:: What this task involves ::
Each record, minus any picture, should be returned exactly as written.
[Start of section]
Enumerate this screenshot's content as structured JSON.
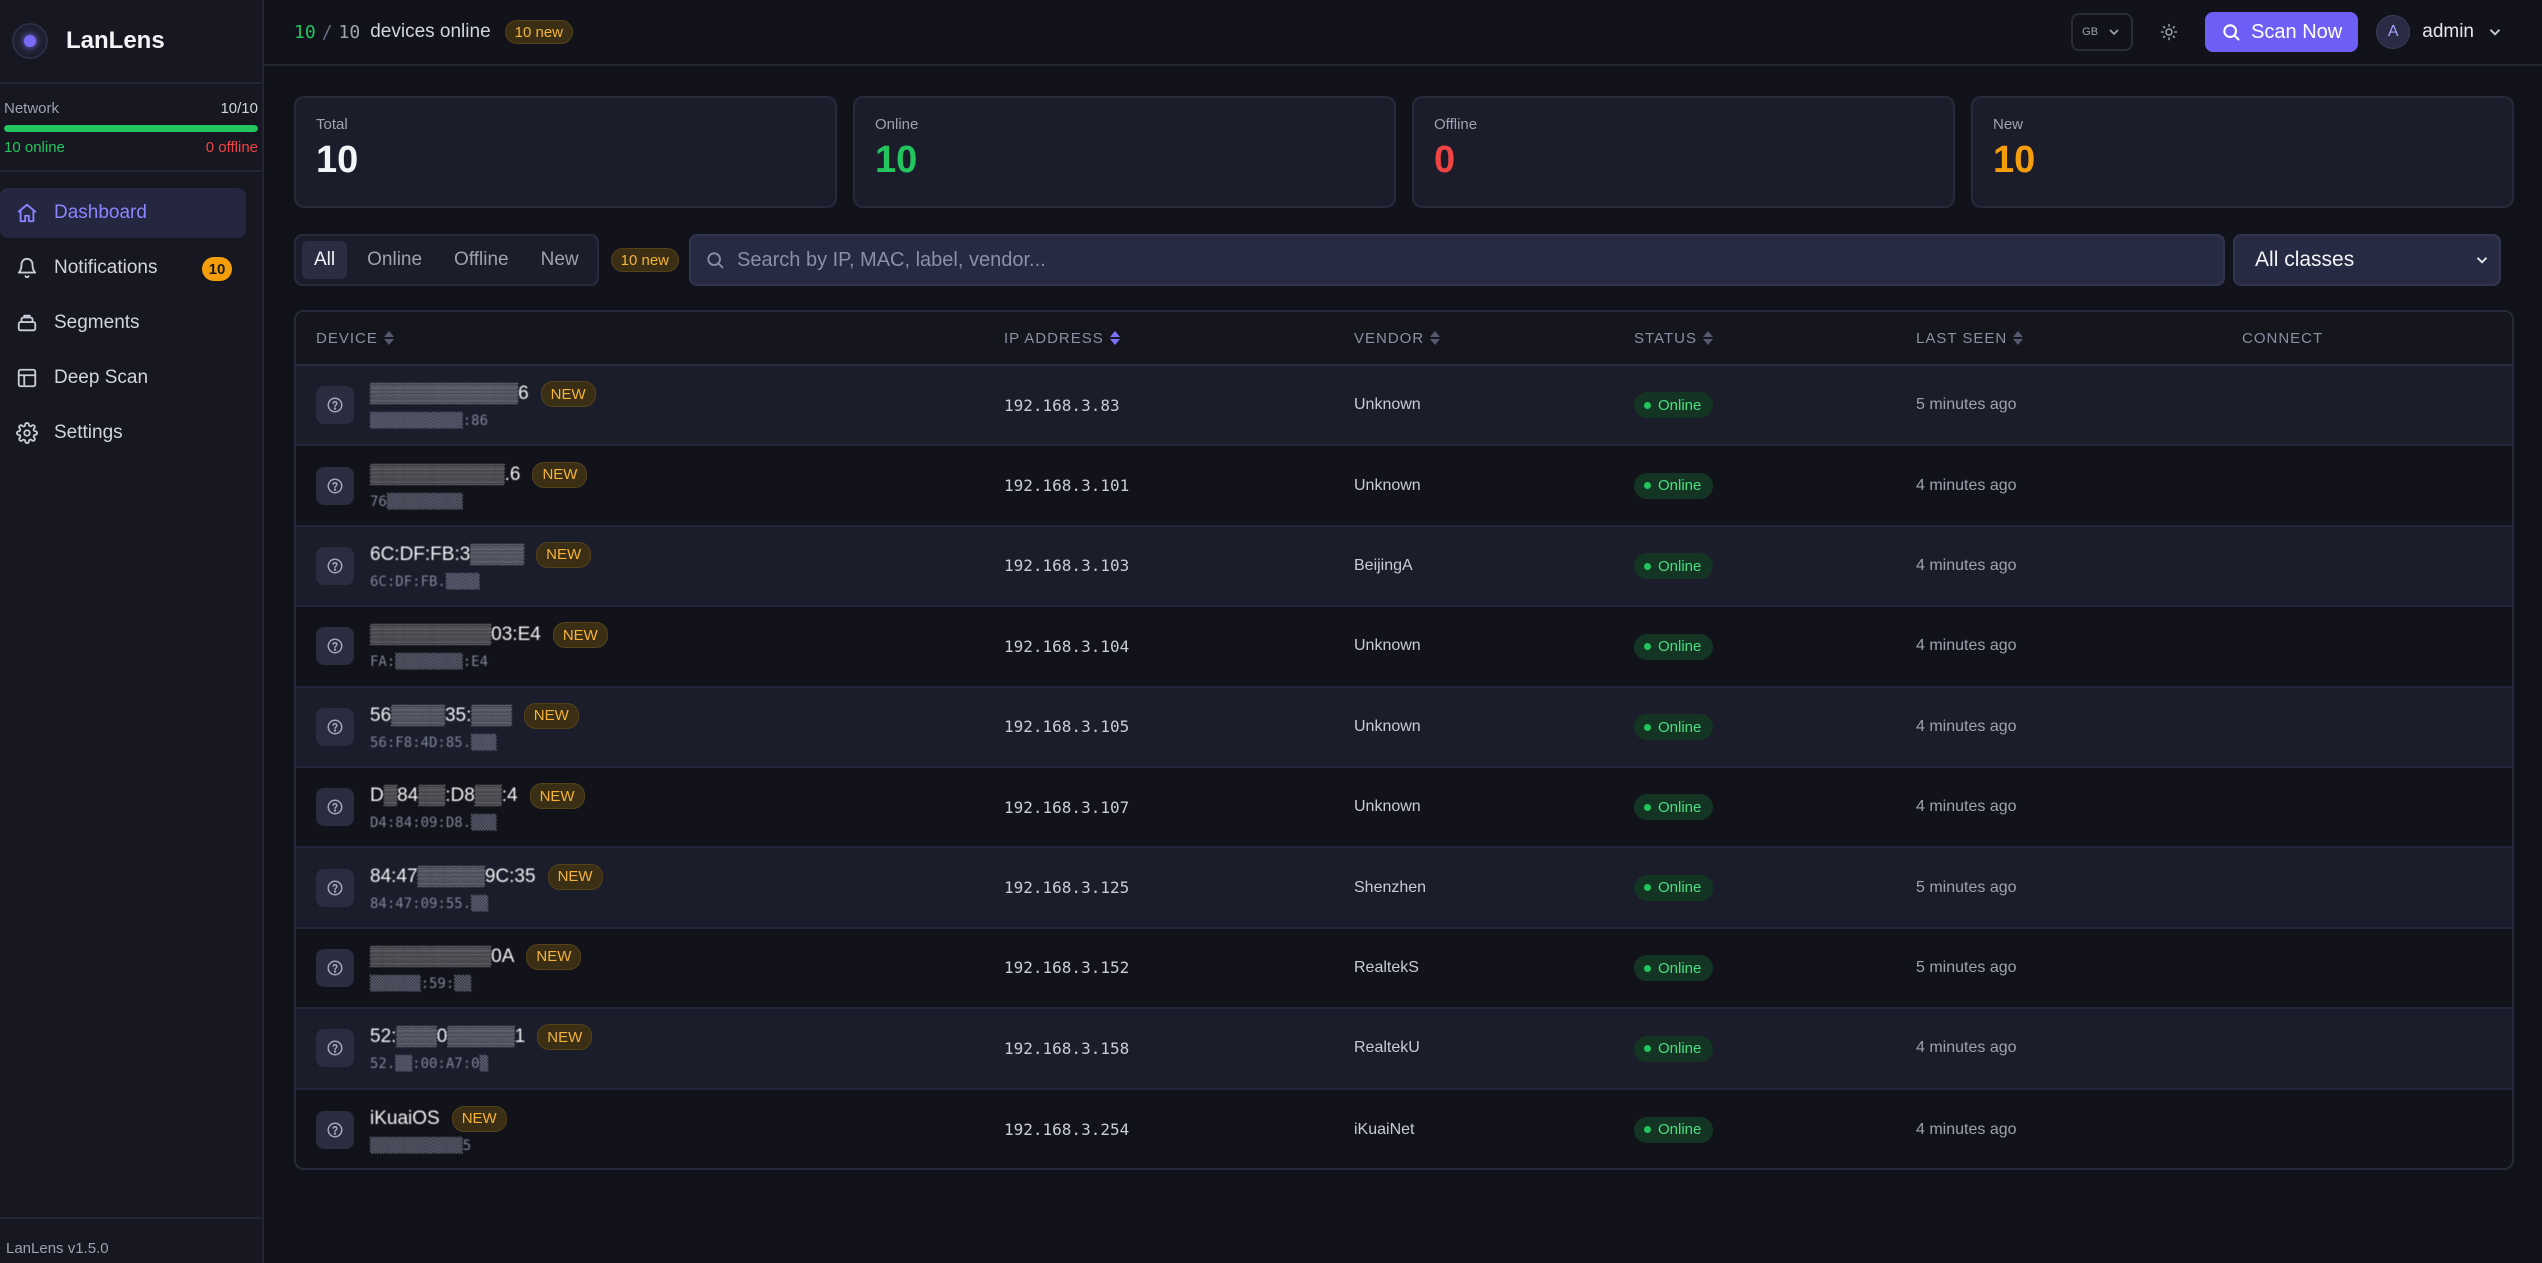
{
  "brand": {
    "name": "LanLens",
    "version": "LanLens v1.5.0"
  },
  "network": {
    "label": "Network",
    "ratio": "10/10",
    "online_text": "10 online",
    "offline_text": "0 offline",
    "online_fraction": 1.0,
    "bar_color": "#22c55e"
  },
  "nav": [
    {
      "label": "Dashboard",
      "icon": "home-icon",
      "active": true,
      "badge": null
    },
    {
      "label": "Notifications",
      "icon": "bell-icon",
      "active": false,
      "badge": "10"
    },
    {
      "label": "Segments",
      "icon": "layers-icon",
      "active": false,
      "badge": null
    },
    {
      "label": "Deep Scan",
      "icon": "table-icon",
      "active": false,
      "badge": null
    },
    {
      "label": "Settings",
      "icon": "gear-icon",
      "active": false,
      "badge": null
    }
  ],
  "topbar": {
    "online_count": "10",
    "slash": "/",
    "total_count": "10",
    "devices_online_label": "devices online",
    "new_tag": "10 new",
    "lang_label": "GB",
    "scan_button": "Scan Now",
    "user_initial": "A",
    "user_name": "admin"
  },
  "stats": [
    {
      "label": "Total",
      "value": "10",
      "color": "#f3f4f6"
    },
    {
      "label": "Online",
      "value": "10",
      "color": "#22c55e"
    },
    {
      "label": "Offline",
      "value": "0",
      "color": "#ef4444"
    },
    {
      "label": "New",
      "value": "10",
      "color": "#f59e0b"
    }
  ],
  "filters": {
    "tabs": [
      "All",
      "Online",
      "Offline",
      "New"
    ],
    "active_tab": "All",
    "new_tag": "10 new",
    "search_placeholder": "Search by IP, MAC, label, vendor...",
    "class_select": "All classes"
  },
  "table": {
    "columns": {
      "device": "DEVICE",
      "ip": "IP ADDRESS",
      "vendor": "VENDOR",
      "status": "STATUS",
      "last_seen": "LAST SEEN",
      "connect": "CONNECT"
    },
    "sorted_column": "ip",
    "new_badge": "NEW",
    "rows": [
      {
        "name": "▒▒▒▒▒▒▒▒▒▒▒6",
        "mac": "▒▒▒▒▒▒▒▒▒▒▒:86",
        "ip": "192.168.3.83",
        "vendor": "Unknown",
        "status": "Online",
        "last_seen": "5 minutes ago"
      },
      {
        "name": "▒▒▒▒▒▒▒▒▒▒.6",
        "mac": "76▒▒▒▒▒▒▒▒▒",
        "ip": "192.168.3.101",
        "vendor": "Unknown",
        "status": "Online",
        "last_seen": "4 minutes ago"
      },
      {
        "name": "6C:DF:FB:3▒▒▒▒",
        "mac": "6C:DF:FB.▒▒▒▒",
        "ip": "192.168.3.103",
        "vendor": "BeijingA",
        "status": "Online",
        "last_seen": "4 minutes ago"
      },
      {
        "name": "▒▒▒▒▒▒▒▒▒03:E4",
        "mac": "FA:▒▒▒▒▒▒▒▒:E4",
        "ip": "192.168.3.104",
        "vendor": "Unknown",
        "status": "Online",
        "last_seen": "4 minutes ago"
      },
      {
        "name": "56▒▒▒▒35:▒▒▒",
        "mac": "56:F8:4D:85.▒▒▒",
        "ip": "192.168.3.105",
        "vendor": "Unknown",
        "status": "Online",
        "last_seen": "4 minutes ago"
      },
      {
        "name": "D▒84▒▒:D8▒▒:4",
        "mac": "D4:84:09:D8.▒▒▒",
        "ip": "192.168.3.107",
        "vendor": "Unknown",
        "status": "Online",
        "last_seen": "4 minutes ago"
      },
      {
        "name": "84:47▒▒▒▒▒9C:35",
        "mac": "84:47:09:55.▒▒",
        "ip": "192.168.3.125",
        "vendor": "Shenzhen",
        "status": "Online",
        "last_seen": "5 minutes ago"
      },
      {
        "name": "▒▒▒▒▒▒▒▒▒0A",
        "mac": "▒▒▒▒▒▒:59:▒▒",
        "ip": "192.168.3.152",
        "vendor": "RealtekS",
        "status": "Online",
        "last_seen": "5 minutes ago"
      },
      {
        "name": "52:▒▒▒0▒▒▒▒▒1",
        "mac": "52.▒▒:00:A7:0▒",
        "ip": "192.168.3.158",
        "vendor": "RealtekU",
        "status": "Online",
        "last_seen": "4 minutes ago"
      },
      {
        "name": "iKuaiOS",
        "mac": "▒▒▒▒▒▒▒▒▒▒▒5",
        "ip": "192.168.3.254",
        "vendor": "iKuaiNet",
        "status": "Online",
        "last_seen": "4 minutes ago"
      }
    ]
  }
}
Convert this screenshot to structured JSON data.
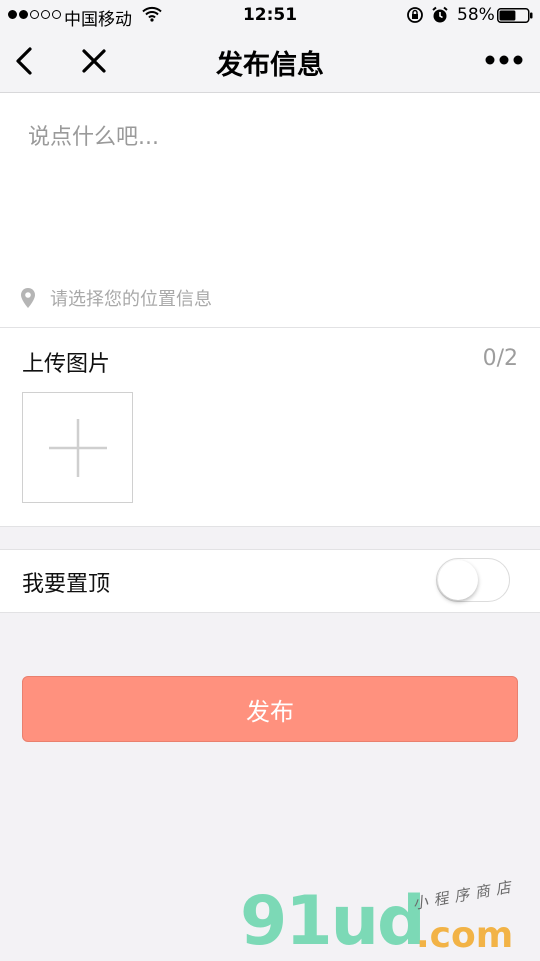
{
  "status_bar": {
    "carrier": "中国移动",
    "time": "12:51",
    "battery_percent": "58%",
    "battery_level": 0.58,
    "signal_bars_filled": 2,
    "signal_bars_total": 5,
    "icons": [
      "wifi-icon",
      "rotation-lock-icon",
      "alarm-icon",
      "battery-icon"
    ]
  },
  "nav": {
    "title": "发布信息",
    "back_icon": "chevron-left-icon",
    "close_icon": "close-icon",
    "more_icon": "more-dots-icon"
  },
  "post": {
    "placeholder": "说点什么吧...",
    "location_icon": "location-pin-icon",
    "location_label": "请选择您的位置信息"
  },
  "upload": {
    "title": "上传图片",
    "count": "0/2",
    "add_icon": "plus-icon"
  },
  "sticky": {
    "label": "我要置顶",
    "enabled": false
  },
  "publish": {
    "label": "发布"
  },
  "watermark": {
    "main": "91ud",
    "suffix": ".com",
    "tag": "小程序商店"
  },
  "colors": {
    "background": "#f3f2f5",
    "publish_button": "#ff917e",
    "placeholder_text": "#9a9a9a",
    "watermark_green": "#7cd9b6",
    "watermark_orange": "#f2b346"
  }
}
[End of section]
:: Answer area ::
Enumerate this screenshot's content as structured JSON.
{
  "brand": {
    "name": "LanLens",
    "version": "LanLens v1.5.0"
  },
  "network": {
    "label": "Network",
    "ratio": "10/10",
    "online_text": "10 online",
    "offline_text": "0 offline",
    "online_fraction": 1.0,
    "bar_color": "#22c55e"
  },
  "nav": [
    {
      "label": "Dashboard",
      "icon": "home-icon",
      "active": true,
      "badge": null
    },
    {
      "label": "Notifications",
      "icon": "bell-icon",
      "active": false,
      "badge": "10"
    },
    {
      "label": "Segments",
      "icon": "layers-icon",
      "active": false,
      "badge": null
    },
    {
      "label": "Deep Scan",
      "icon": "table-icon",
      "active": false,
      "badge": null
    },
    {
      "label": "Settings",
      "icon": "gear-icon",
      "active": false,
      "badge": null
    }
  ],
  "topbar": {
    "online_count": "10",
    "slash": "/",
    "total_count": "10",
    "devices_online_label": "devices online",
    "new_tag": "10 new",
    "lang_label": "GB",
    "scan_button": "Scan Now",
    "user_initial": "A",
    "user_name": "admin"
  },
  "stats": [
    {
      "label": "Total",
      "value": "10",
      "color": "#f3f4f6"
    },
    {
      "label": "Online",
      "value": "10",
      "color": "#22c55e"
    },
    {
      "label": "Offline",
      "value": "0",
      "color": "#ef4444"
    },
    {
      "label": "New",
      "value": "10",
      "color": "#f59e0b"
    }
  ],
  "filters": {
    "tabs": [
      "All",
      "Online",
      "Offline",
      "New"
    ],
    "active_tab": "All",
    "new_tag": "10 new",
    "search_placeholder": "Search by IP, MAC, label, vendor...",
    "class_select": "All classes"
  },
  "table": {
    "columns": {
      "device": "DEVICE",
      "ip": "IP ADDRESS",
      "vendor": "VENDOR",
      "status": "STATUS",
      "last_seen": "LAST SEEN",
      "connect": "CONNECT"
    },
    "sorted_column": "ip",
    "new_badge": "NEW",
    "rows": [
      {
        "name": "▒▒▒▒▒▒▒▒▒▒▒6",
        "mac": "▒▒▒▒▒▒▒▒▒▒▒:86",
        "ip": "192.168.3.83",
        "vendor": "Unknown",
        "status": "Online",
        "last_seen": "5 minutes ago"
      },
      {
        "name": "▒▒▒▒▒▒▒▒▒▒.6",
        "mac": "76▒▒▒▒▒▒▒▒▒",
        "ip": "192.168.3.101",
        "vendor": "Unknown",
        "status": "Online",
        "last_seen": "4 minutes ago"
      },
      {
        "name": "6C:DF:FB:3▒▒▒▒",
        "mac": "6C:DF:FB.▒▒▒▒",
        "ip": "192.168.3.103",
        "vendor": "BeijingA",
        "status": "Online",
        "last_seen": "4 minutes ago"
      },
      {
        "name": "▒▒▒▒▒▒▒▒▒03:E4",
        "mac": "FA:▒▒▒▒▒▒▒▒:E4",
        "ip": "192.168.3.104",
        "vendor": "Unknown",
        "status": "Online",
        "last_seen": "4 minutes ago"
      },
      {
        "name": "56▒▒▒▒35:▒▒▒",
        "mac": "56:F8:4D:85.▒▒▒",
        "ip": "192.168.3.105",
        "vendor": "Unknown",
        "status": "Online",
        "last_seen": "4 minutes ago"
      },
      {
        "name": "D▒84▒▒:D8▒▒:4",
        "mac": "D4:84:09:D8.▒▒▒",
        "ip": "192.168.3.107",
        "vendor": "Unknown",
        "status": "Online",
        "last_seen": "4 minutes ago"
      },
      {
        "name": "84:47▒▒▒▒▒9C:35",
        "mac": "84:47:09:55.▒▒",
        "ip": "192.168.3.125",
        "vendor": "Shenzhen",
        "status": "Online",
        "last_seen": "5 minutes ago"
      },
      {
        "name": "▒▒▒▒▒▒▒▒▒0A",
        "mac": "▒▒▒▒▒▒:59:▒▒",
        "ip": "192.168.3.152",
        "vendor": "RealtekS",
        "status": "Online",
        "last_seen": "5 minutes ago"
      },
      {
        "name": "52:▒▒▒0▒▒▒▒▒1",
        "mac": "52.▒▒:00:A7:0▒",
        "ip": "192.168.3.158",
        "vendor": "RealtekU",
        "status": "Online",
        "last_seen": "4 minutes ago"
      },
      {
        "name": "iKuaiOS",
        "mac": "▒▒▒▒▒▒▒▒▒▒▒5",
        "ip": "192.168.3.254",
        "vendor": "iKuaiNet",
        "status": "Online",
        "last_seen": "4 minutes ago"
      }
    ]
  }
}
Convert this screenshot to structured JSON data.
{
  "status_bar": {
    "carrier": "中国移动",
    "time": "12:51",
    "battery_percent": "58%",
    "battery_level": 0.58,
    "signal_bars_filled": 2,
    "signal_bars_total": 5,
    "icons": [
      "wifi-icon",
      "rotation-lock-icon",
      "alarm-icon",
      "battery-icon"
    ]
  },
  "nav": {
    "title": "发布信息",
    "back_icon": "chevron-left-icon",
    "close_icon": "close-icon",
    "more_icon": "more-dots-icon"
  },
  "post": {
    "placeholder": "说点什么吧...",
    "location_icon": "location-pin-icon",
    "location_label": "请选择您的位置信息"
  },
  "upload": {
    "title": "上传图片",
    "count": "0/2",
    "add_icon": "plus-icon"
  },
  "sticky": {
    "label": "我要置顶",
    "enabled": false
  },
  "publish": {
    "label": "发布"
  },
  "watermark": {
    "main": "91ud",
    "suffix": ".com",
    "tag": "小程序商店"
  },
  "colors": {
    "background": "#f3f2f5",
    "publish_button": "#ff917e",
    "placeholder_text": "#9a9a9a",
    "watermark_green": "#7cd9b6",
    "watermark_orange": "#f2b346"
  }
}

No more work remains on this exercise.